> [Task] Check each line of the listing below for the string "google", and copy the ones that have it.

Dataset excerpts Start Marker

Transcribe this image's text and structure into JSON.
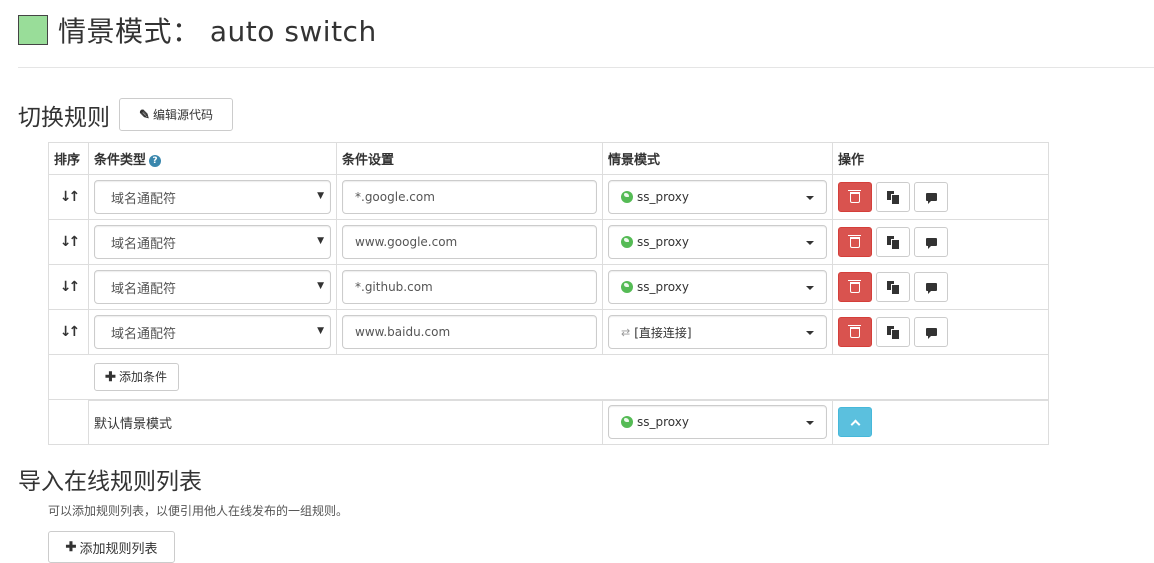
{
  "header": {
    "swatch_color": "#99dd99",
    "title": "情景模式： auto switch"
  },
  "switch_rules": {
    "section_title": "切换规则",
    "edit_source_label": "编辑源代码",
    "edit_source_icon": "edit-icon",
    "columns": {
      "sort": "排序",
      "condition_type": "条件类型",
      "condition_setting": "条件设置",
      "profile": "情景模式",
      "actions": "操作"
    },
    "rows": [
      {
        "type": "域名通配符",
        "setting": "*.google.com",
        "profile": "ss_proxy",
        "profile_icon": "globe-icon",
        "profile_color": "#55bb55"
      },
      {
        "type": "域名通配符",
        "setting": "www.google.com",
        "profile": "ss_proxy",
        "profile_icon": "globe-icon",
        "profile_color": "#55bb55"
      },
      {
        "type": "域名通配符",
        "setting": "*.github.com",
        "profile": "ss_proxy",
        "profile_icon": "globe-icon",
        "profile_color": "#55bb55"
      },
      {
        "type": "域名通配符",
        "setting": "www.baidu.com",
        "profile": "[直接连接]",
        "profile_icon": "transfer-icon",
        "profile_color": "#999999"
      }
    ],
    "add_condition_label": "添加条件",
    "default_row": {
      "label": "默认情景模式",
      "profile": "ss_proxy"
    },
    "colors": {
      "danger": "#d9534f",
      "info": "#5bc0de"
    }
  },
  "import_rules": {
    "section_title": "导入在线规则列表",
    "description": "可以添加规则列表，以便引用他人在线发布的一组规则。",
    "add_list_label": "添加规则列表"
  }
}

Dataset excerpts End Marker

> [Result of the exercise]
        "setting": "*.google.com",
        "setting": "www.google.com",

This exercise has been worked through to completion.